Rachel Hinder is the director of claims and registered veterinary technician at Embrace Pet Insurance. She began her career as a licensed veterinary technician, gaining over five years of valuable in-clinic experience, prior to moving to Embrace Pet Insurance as a Claims Adjuster, where she served for two years before moving into management. As the Claims Adjuster Manager for nearly six years, she drove operational efficiencies, enhanced departmental scalability, and improved productivity.

Dr. Katy Nelson
Dr. Katy Nelson

Dr. Katy Nelson is a Senior Veterinarian at Chewy, who can provide expert insight and advice on everything pet-related from health and nutrition to breeds, behavior and training to trends and lifestyle topics such as traveling with pets. Dr. Katy earned her veterinary degree in 2001 from the Louisiana State University’s School of Veterinary Medicine. She is a Certified Veterinary Journalist (CVJ), accredited by the American Society of Veterinary Journalists (ASVJ). Through her consulting business, KJN Pet Marketing, she served as a valuable source to reporters around the country for almost 11 years, and as a marketing consultant for pet-related companies - from Fortune 500 corporations to pet/pet parent targeted start-ups.

Dr. Paola Cuevas Moreno
Dr. Paola Cuevas

Paola Cuevas is a veterinarian and animal behaviorist, with over two decades of experience working with a variety of species. Her passion is animal welfare and focuses on the importance of preventive medicine. Paola has skills in the fields of nutrition, microscopy, clinical pathology, diagnostic imaging, and endoscopy as well as extensive experience in animal training through positive reinforcement. As our in-house veterinarian, Paola is very happy to share her knowledge and experience with our readers and hopes to be helpful with any issue presented by your non-human family members.

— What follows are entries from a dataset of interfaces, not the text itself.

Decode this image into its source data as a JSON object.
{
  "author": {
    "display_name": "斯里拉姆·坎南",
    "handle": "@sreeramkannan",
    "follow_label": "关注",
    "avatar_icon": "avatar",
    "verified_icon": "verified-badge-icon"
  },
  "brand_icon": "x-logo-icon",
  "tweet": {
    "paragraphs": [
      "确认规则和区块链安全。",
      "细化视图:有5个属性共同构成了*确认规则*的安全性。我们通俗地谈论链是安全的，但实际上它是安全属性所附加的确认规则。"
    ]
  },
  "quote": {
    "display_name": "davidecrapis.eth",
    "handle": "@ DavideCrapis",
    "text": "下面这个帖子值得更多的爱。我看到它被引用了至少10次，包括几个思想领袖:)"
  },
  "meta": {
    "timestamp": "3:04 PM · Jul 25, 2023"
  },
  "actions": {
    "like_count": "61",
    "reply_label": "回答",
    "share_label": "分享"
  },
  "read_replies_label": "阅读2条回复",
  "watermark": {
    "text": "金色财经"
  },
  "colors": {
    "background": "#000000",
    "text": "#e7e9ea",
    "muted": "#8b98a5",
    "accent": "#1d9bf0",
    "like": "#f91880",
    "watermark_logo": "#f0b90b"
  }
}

Dr. Jessica Shepler
Dr. Jessica Shepler

Dr. Shepler, the lead vet and managing partner at CityVet, has a passion for pet health, well-being, and the positive interaction pets play in our lives. She has studied and trained in alternative therapies allowing her to provide complete life-long wellness care for pets. She enjoys teaming up with clients to provide the best care for their pets.


How do I keep my dog from getting toxic plants?

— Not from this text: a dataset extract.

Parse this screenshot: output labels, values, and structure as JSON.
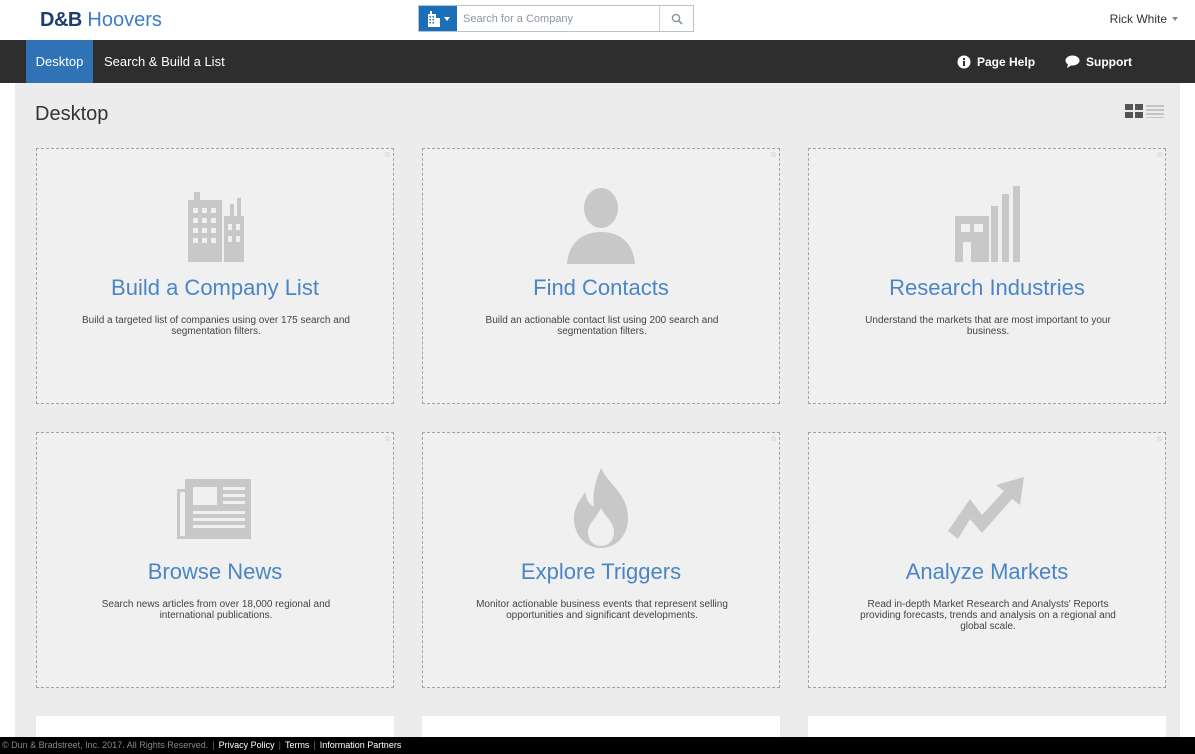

Always make sure to check plants and flowers with a professional before bringing them into your home — toxic selections are dangerous inside and out.

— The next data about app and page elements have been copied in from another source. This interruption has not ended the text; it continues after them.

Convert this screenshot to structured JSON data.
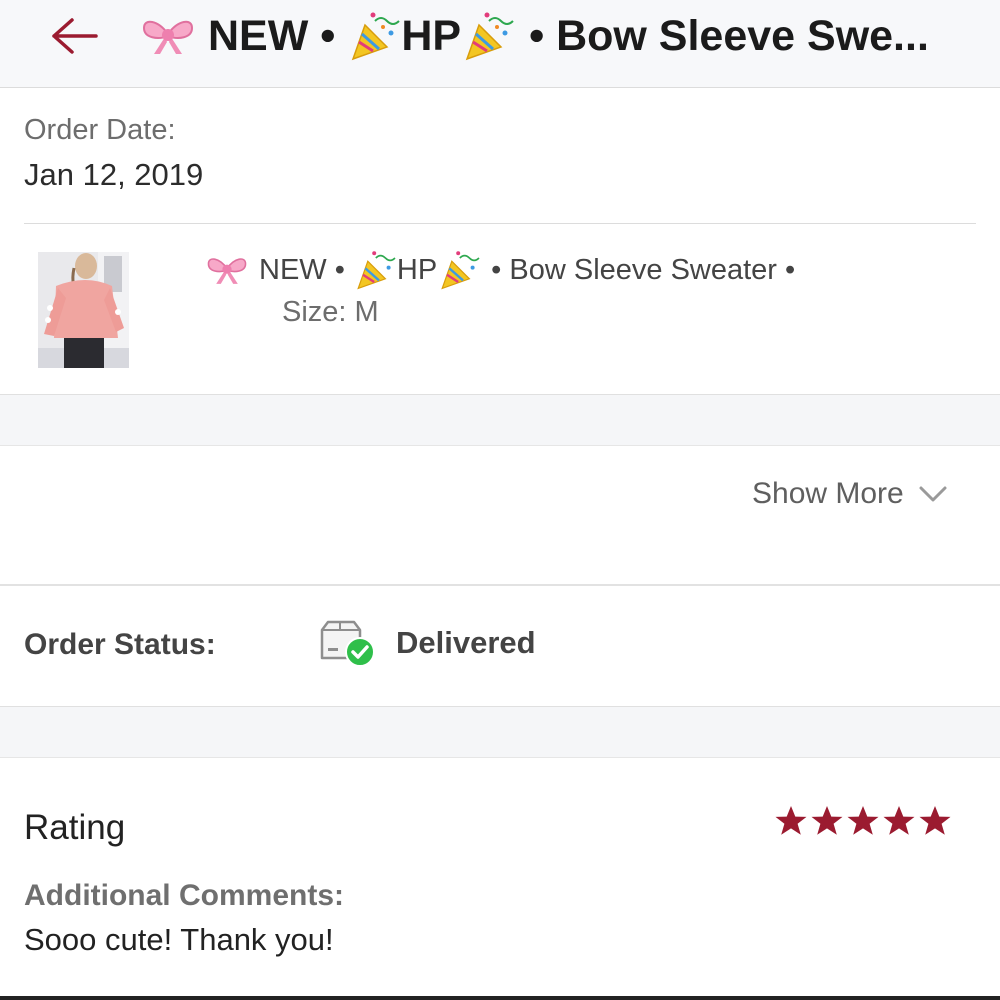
{
  "header": {
    "back_icon": "arrow-left-icon",
    "title": {
      "part1": "NEW •",
      "part2": "HP",
      "part3": "• Bow Sleeve Swe..."
    },
    "accent_color": "#9b1b30"
  },
  "order": {
    "date_label": "Order Date:",
    "date_value": "Jan 12, 2019"
  },
  "item": {
    "title_part1": "NEW •",
    "title_part2": "HP",
    "title_part3": "• Bow Sleeve Sweater •",
    "size": "Size: M"
  },
  "details": {
    "show_more_label": "Show More"
  },
  "status": {
    "label": "Order Status:",
    "value": "Delivered",
    "icon": "package-delivered-icon",
    "color": "#2fbf4a"
  },
  "rating": {
    "label": "Rating",
    "value": 5,
    "max": 5,
    "star_color": "#9b1b30",
    "comments_label": "Additional Comments:",
    "comments_value": "Sooo cute! Thank you!"
  }
}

"To keep dogs safe if you have these plants, it is best to keep them out of reach," says Dr. Rachel Hinder. "This may involve placing them on high shelves or in rooms that are off-limits to pets. It is also important to supervise pets when they are outside and to regularly check the yard for any potentially toxic plants."

Opt for non-toxic plants to be on the safe side. 

Are spider plants safe for pets?

Caring for a spider plant? It's one of the most popular plant selections out there, and fortunately, the ASPCA lists it as a non-toxic selection that can be around animals. However, it is mildly hallucinogenic and can be problematic not only for dogs, but cats as well, so keep it in a safe room on a high shelf if you have a companion that is likely to test a few things out. 

Are dogs attracted to toxic plants?

While it depends what might lure in a dog to a particular plant — the scent, the shape, the accessibility — it's important to keep any of the toxic plants above out of reach of pets, both indoors and outdoors. Since there is always a way for them to somehow interact with toxic plants if they're in the house, even if they're in a closed off room from pets, it's best to opt for a safe, pet-friendly option instead, and as Dr. Kathy Nelson recommended, keep dogs occupied with toys. When in doubt, fake houseplants will do nicely, and we've rounded up convincing ones that will make you do a double take.

If you have a feline companion, learn about the succulents that are safe for cats and the garden plants that are safe for cats. What will sound the alarms? These are the plants that are poisonous to cats

Danielle Valente
Content Editor

Pleasure to meet you! I'm Danielle, a content editor at Real Homes who loves scoping out interior trends. I've specialized in lifestyle writing and editing for 10 years with a focus on events, food, and books, among other areas. When I'm not working, I'm usually cooking, reading, or searching for a new project for my apartment.